There's nothing the mainstream media likes more than a good scare story involving new technology. If it's expensive personal new technology, so much the better. You may remember that Walkmen made you deaf, videogames gave you RSI, mobile phones gave you brain cancer and Rolexes encouraged people with machetes to give you a wrist manicure -- thus obviating the problem with the Nintendonitis, at least.
Much the same sense of enjoyable outrage is now attaching itself to the lucky owners of iPods, and in particular the honky headphones that come with it. One outraged chap from Manchester -- presumably standing out like a beacon in the smoke from the tunnel due to his alabaster attachments -- described how a bloke came across the street, looked at his chalky cables and said "You listening to an iPod then?" "Why, yes. Yes I am" said the iPod person, at which point the interrogator pulled out a knife and relieved him of his portable property.
The police have used this in their advice to iPod owners not to use the supplied wan wires, but instead to buy a pair of something less gaudy. I think it's possibly more advisable, when confronted by a stranger enquiring after your personal possessions, to lie.
Nonetheless, I do see the public flaunting of those ivory integuments as a sign of base stupidity. Although I can't believe Apple really said -- as reported -- that "our users would rather show off their iPod than not be mugged", there is no doubt that were I to wander through Kings Cross on a Friday evening waving my 'Pod about like they do in the adverts, I would last around three minutes.
But the real reason the sane should junk the pearly plugs is that they're not very good. Even a fifteen-quid pair of Sony in-ear jobbies sounds better (and don't fall out), and for twice that you can get some that are not only anonymous and black but give much better results than your collection of dodgily ripped MP3s deserve.
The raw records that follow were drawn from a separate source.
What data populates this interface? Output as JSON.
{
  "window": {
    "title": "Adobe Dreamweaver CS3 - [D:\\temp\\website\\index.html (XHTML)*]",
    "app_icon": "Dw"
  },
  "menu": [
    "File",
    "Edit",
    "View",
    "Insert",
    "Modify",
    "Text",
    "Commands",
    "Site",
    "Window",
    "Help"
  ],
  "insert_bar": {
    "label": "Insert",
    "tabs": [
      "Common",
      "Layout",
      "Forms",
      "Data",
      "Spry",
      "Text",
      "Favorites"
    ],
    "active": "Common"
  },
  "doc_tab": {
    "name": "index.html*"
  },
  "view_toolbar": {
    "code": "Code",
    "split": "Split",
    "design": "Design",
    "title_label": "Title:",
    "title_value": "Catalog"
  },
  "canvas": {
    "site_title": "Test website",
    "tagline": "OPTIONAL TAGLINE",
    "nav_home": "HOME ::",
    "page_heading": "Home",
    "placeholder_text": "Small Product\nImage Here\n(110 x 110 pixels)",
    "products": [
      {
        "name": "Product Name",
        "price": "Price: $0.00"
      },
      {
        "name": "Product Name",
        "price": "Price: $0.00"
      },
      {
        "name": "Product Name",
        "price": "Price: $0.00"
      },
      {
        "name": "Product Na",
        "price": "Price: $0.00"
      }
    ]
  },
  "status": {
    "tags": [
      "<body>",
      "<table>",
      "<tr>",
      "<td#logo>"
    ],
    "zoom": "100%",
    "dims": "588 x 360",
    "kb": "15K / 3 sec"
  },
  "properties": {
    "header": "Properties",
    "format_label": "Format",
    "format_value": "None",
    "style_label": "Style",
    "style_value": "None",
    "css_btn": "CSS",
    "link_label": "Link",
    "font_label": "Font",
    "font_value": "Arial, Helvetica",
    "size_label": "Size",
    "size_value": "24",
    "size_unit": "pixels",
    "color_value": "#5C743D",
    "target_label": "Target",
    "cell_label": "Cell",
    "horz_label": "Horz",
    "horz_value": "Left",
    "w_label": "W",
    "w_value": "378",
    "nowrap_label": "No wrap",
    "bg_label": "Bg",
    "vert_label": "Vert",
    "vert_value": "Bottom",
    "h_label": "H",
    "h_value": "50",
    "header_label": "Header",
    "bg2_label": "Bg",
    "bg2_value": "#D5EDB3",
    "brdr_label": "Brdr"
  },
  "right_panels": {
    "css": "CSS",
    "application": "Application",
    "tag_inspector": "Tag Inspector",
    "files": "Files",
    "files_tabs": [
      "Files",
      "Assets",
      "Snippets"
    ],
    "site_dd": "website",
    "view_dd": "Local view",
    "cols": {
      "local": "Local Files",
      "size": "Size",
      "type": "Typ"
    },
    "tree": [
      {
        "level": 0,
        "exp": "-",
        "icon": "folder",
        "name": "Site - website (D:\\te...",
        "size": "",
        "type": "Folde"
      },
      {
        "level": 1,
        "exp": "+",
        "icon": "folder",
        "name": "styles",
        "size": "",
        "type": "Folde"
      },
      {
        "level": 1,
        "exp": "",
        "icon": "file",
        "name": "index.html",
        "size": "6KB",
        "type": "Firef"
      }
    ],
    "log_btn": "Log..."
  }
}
The truly paranoid can thread the remote control -- and its giveaway colourless connection -- under the shirt like a radio mike, clipping it to an inside edge beneath a button. It does mean you get to stab worryingly at your own chest from time to time when you need to change track or up the volume, but if you combine this with some angry muttering you'll find you're given a very wide berth by all. And you won't get better advice than that.